I remember watching Doug Morrison arrive in Lethbridge in the fall of 1976. I was amazed with his skills at the age of only sixteen. He became the all-time leading scorer on the Broncos and several players I interviewed described him as the best junior hockey player they’d had the pleasure of playing with. His son, Brad, joined the Lethbridge Hurricanes in the spring of 2018 and led them to a long playoff run. His 37 points in 16 playoff games reminded me of his father and the skill he brought to the Broncos during the late 1970’s.
Ken Wregget was the finest goaltender to ever play for the Broncos. During his time in Lethbridge he won the WHL goaltender of the year and led the Broncos to a WHL championship.
11. Aside from the historic perspective of the Broncos, is there anything else you would like readers to glom from this?
My intent was simply to relive a time in Lethbridge when major junior hockey arrived and with it, the opportunity to watch some of the finest hockey players in the world take the ice at the Sportsplex. I hope fans enjoy reminiscing about the twelve years the Broncos skated in Lethbridge.
All of the proceeds from the book are being donated to HEROS (Hockey Education Reaching Out Society), founded by Norm Flynn, a former Bronco in 2000. HEROS has grown across Canada as well as internationally, providing support and mentorship to thousands of disadvantaged youth, using hockey as a means of connecting. Youth across the country have received scholarships and support from the program, allowing them the opportunity to pursue education and a better life.
12. We lost a WHL team when the Broncos left but then gained the Hurricanes. From a community perspective in a western Canadian hockey city, how important is it to have a high-level junior hockey franchise?
From a community perspective, having a junior hockey team is important. In addition to the economic benefits the team brings to the community, it also brings a sense of pride when the team is successful and players move on to the NHL.

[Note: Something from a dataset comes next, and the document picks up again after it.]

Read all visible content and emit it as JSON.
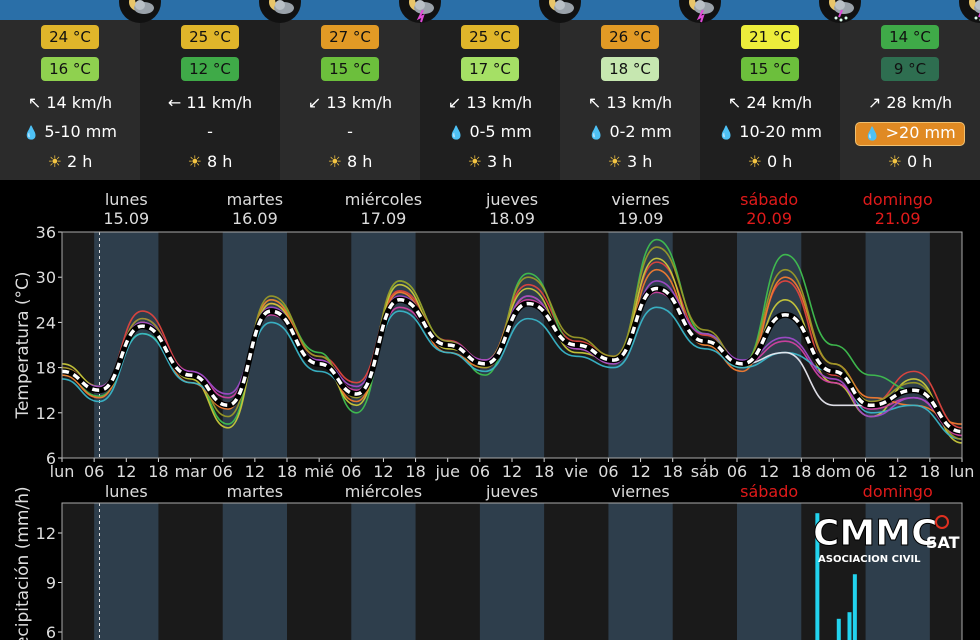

Hockey is an important staple of Canadian life. It provides youth the opportunity to engage in a game that is so much fun when delivered properly. For those who participate, it can become a life-long activity.
For those who don’t play, watching and being entertained by your favorite team brings excitement. Junior hockey is a time where players begin their journey towards a career in the game. Players are young, skilled and desperate for an opportunity to make their mark. The NHL has become an expensive attraction many can’t afford. For those who love the game, there is nothing better than going to a WHL game, one that is affordable and exciting.
Over the forty-seven years the WHL has been in Lethbridge, fans have had the opportunity to watch so many future NHLer’s appear. I encourage all hockey fans to take the opportunity to attend a game to cheer on these young players as they begin their journey, not only in hockey, but in life.
13. Where can you get the book?
Analog Books in Lethbridge sells the book. It can be ordered online through Analog and mailed to out-of-town addresses. The Lethbridge Hurricanes, Galt Museum, and Greens also sell the book.
14. Final Thoughts
My one and only book! I’m proud to have put the Bronco history together and I hope hockey fans enjoy it.